I also picked up Adventures of Superman #603-605 because I’m a sucker for the Crime Syndicate even if they’re not the evil Justice League from Earth Three anymore. Crisis still burns me up, I was five when I was introduced to the concept of parallel Earths (Justice League of America #91 to be precise) and have never had a problem understanding it. I still maintain it was the idiot editors at DC who didn’t do their jobs that were the morons who didn’t understand it, not the readers. Jeez, how did anyone watch “Sliders” if it’s such a hard goshdarn concept???
Post-Crisis the Crime Syndicate now hail from an anti-matter universe which of course makes even less sense than Earth Three thanks to the twisted mind of Grant Morrison (don’t get me started…). Here again, the art… ick. Mirror Mirror is an appropriate title for this trilogy because the manga-ish art has turned into some dark twisted Bizarro version of manga – it hurts my head to look at it, let alone read it. Any coolness the story may have had was destroyed by the visuals. It will be a loooong time before I pick up another Super-book.

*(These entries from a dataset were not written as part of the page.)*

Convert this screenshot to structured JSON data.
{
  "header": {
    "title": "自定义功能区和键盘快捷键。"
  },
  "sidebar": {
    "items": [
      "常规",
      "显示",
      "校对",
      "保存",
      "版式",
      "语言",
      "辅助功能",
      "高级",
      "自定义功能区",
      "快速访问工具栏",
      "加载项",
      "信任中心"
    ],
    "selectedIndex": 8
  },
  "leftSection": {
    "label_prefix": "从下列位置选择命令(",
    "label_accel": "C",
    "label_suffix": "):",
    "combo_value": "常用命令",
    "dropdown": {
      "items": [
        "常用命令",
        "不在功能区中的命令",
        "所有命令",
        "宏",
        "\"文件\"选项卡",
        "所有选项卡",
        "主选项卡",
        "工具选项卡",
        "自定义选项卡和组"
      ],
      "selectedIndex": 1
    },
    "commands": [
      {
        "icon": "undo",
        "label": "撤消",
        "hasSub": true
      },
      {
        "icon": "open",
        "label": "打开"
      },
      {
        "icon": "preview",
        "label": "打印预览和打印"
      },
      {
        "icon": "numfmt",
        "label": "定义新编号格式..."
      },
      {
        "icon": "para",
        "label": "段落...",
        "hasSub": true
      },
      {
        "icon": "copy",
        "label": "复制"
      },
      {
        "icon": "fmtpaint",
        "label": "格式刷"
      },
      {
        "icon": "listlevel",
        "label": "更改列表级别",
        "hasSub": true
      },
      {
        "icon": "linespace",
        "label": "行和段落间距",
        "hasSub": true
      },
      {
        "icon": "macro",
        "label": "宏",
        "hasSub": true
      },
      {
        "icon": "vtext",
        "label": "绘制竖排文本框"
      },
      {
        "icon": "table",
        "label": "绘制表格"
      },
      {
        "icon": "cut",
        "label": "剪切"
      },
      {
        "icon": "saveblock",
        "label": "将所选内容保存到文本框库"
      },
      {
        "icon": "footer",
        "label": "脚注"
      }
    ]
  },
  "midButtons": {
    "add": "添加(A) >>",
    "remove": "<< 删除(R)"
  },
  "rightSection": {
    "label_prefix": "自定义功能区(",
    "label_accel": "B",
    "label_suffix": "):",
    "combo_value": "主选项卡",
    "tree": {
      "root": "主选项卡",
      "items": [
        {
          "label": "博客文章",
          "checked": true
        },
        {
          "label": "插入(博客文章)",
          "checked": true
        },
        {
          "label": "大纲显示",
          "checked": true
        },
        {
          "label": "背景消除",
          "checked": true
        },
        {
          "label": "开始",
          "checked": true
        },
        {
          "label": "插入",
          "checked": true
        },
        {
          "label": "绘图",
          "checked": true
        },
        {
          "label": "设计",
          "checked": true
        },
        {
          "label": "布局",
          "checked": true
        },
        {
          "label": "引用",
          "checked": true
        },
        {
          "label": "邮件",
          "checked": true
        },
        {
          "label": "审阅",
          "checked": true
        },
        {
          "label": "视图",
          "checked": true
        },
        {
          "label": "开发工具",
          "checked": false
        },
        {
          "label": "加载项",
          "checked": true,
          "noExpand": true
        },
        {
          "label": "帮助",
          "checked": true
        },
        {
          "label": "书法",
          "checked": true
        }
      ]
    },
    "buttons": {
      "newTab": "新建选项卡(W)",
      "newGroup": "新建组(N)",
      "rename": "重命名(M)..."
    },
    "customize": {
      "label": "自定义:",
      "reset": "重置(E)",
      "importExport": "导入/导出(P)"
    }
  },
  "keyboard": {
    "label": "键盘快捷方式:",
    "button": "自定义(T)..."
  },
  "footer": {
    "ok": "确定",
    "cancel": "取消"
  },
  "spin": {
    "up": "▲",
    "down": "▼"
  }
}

For us Superman purists at least there is still Big Bang Comics. These folks specialize in paying homage to the Golden Age and the Silver Age of comics. Their version of Superman, Ultiman, has the Ultiman Giant Annual on the shelves this summer. Set up like the DC 80-Page Giants of the 1960s we get a few Silver Age style stories of Ultiman, a Thundergirl (sort of Mary Marvel meets Supergirl), and a Blackjack and his Flying Aces (Silver Age DC Blackhawks). A great tribute to the comics of the sixties. Ahh, memories… definitely pick this one up.
reprinted from http://www.comicwidows.com